Dataset records:
----------
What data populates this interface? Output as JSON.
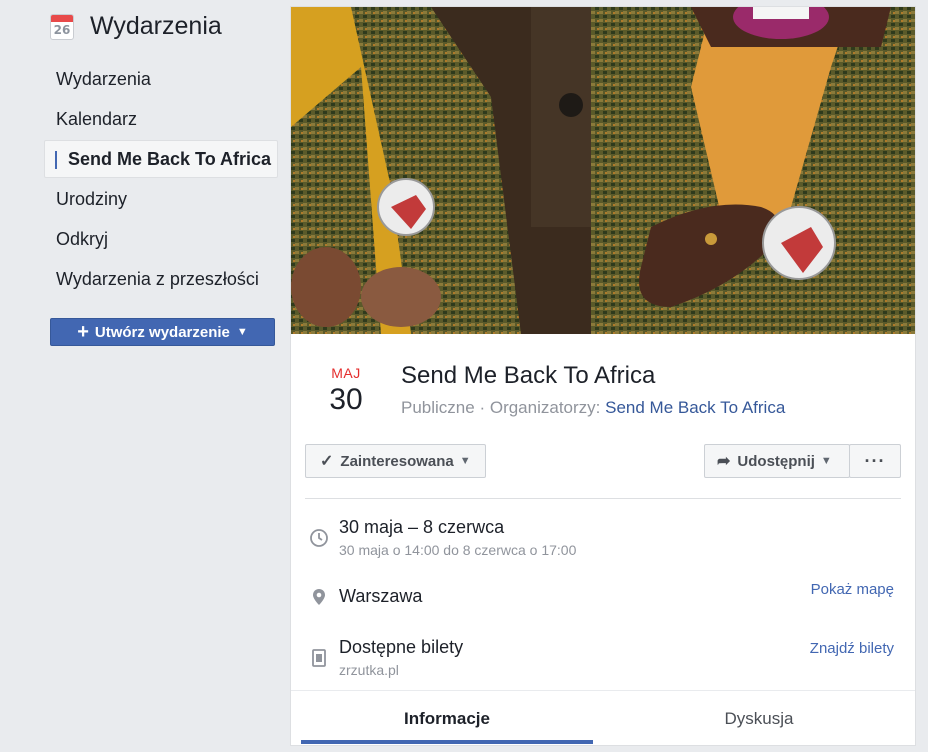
{
  "sidebar": {
    "calendar_day": "26",
    "title": "Wydarzenia",
    "items": [
      {
        "label": "Wydarzenia"
      },
      {
        "label": "Kalendarz"
      },
      {
        "label": "Send Me Back To Africa"
      },
      {
        "label": "Urodziny"
      },
      {
        "label": "Odkryj"
      },
      {
        "label": "Wydarzenia z przeszłości"
      }
    ],
    "create_label": "Utwórz wydarzenie"
  },
  "event": {
    "month": "MAJ",
    "day": "30",
    "title": "Send Me Back To Africa",
    "privacy": "Publiczne",
    "organizers_label": "Organizatorzy:",
    "organizer": "Send Me Back To Africa",
    "interested_label": "Zainteresowana",
    "share_label": "Udostępnij",
    "more_label": "···"
  },
  "details": {
    "date_main": "30 maja – 8 czerwca",
    "date_sub": "30 maja o 14:00 do 8 czerwca o 17:00",
    "location": "Warszawa",
    "show_map": "Pokaż mapę",
    "tickets_main": "Dostępne bilety",
    "tickets_sub": "zrzutka.pl",
    "find_tickets": "Znajdź bilety"
  },
  "tabs": [
    {
      "label": "Informacje",
      "active": true
    },
    {
      "label": "Dyskusja",
      "active": false
    }
  ],
  "colors": {
    "accent": "#4267b2",
    "month_red": "#e42d2d",
    "background": "#e9ebee"
  }
}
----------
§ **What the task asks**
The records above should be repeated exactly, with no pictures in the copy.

§ **Result**
What data populates this interface? Output as JSON.
{
  "sidebar": {
    "calendar_day": "26",
    "title": "Wydarzenia",
    "items": [
      {
        "label": "Wydarzenia"
      },
      {
        "label": "Kalendarz"
      },
      {
        "label": "Send Me Back To Africa"
      },
      {
        "label": "Urodziny"
      },
      {
        "label": "Odkryj"
      },
      {
        "label": "Wydarzenia z przeszłości"
      }
    ],
    "create_label": "Utwórz wydarzenie"
  },
  "event": {
    "month": "MAJ",
    "day": "30",
    "title": "Send Me Back To Africa",
    "privacy": "Publiczne",
    "organizers_label": "Organizatorzy:",
    "organizer": "Send Me Back To Africa",
    "interested_label": "Zainteresowana",
    "share_label": "Udostępnij",
    "more_label": "···"
  },
  "details": {
    "date_main": "30 maja – 8 czerwca",
    "date_sub": "30 maja o 14:00 do 8 czerwca o 17:00",
    "location": "Warszawa",
    "show_map": "Pokaż mapę",
    "tickets_main": "Dostępne bilety",
    "tickets_sub": "zrzutka.pl",
    "find_tickets": "Znajdź bilety"
  },
  "tabs": [
    {
      "label": "Informacje",
      "active": true
    },
    {
      "label": "Dyskusja",
      "active": false
    }
  ],
  "colors": {
    "accent": "#4267b2",
    "month_red": "#e42d2d",
    "background": "#e9ebee"
  }
}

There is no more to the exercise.